Australia heading for a market correction?
With oil prices continuing to rise with unrest in Iraq, and iron ore prices falling, there are fears that Australia could see a correction in the market. With Australia’s relatively high interest rates attracting investors who had been putting their money into European bonds, the value of the Aussie is high. However the iron ore price, rising house prices and falling consumer confidence, there could be some changing times ahead for the market. Economists expect flat trading at the start of the week, after a two-month low on Friday, and ahead of the release of Reserve Bank of Australia minutes, the NSW budget on Tuesday and a meeting of the US Federal Reserve on Wednesday. Read the full story.
The Aussie considered ‘safe haven’ for investment
Economists are slightly baffled by foreign investors’ thirst for the Australian Dollar, which is continuing to rise in value. Generally it is not where the money goes at times of unrest or uncertainty, so you might have expected it to be falling now. However analysts, although not entirely sure, believe that it's Australia’s relative position that makes the Aussie attractive. Domestic issues aside, there is relatively low government debt, relatively high interest rates and a relatively high credit rating. Foreign investors make up 67 per cent of the ownership of Australian government bonds. Read the full story.
Household spending down $10billion
Consumer spending following the budget is likely to be down by around $10billion within the next couple of years according to figures from Deloitte Access Economics. The firm has been considering the impact of the budget on spending in the retail sector after profits warnings from some major retailers. Its prediction is that, although at the moment consumer confidence is low; spending will recover partly due to the recovery in housing. The discretionary retail sector may suffer, but this is a relatively small part of overall household spending. Read the full story.
Love hurts…your wallet
New figures from the consumer watchdog show a 10 per cent rise in reported scams last year, costing Australians around $89 million. The Australian Competition and Consumer Commission’s report reveals that dating and romance was the biggest sector for scams in monetary terms, but a fairly small percentage in actual reports, so people seem prepared to take a bigger risk when it comes to finding love. Phishing and identity theft were among growth areas reported and while the number of over 65’s reporting scams doubled, the biggest age group filing reports were in the 45-54 demographic. Read the full story.

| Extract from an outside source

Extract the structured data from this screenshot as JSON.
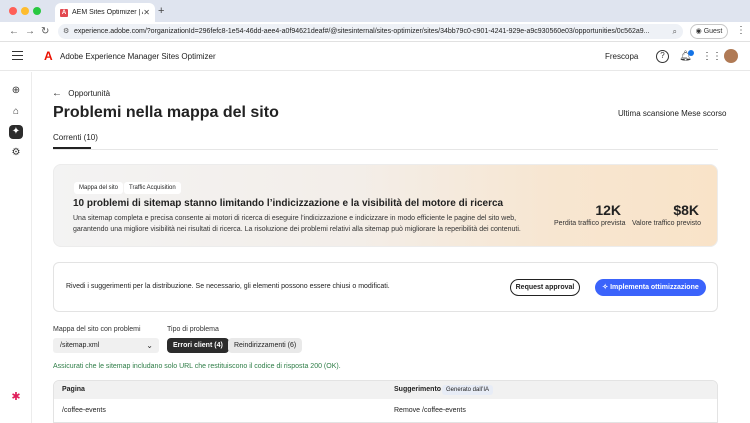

Analysts suggest the Australian market could be facing a mid-year correction... the Aussie proves highly attractive to foreign investors... household spending down $10billion but retailers should pull through... and scams on the increase costing $89 million last year...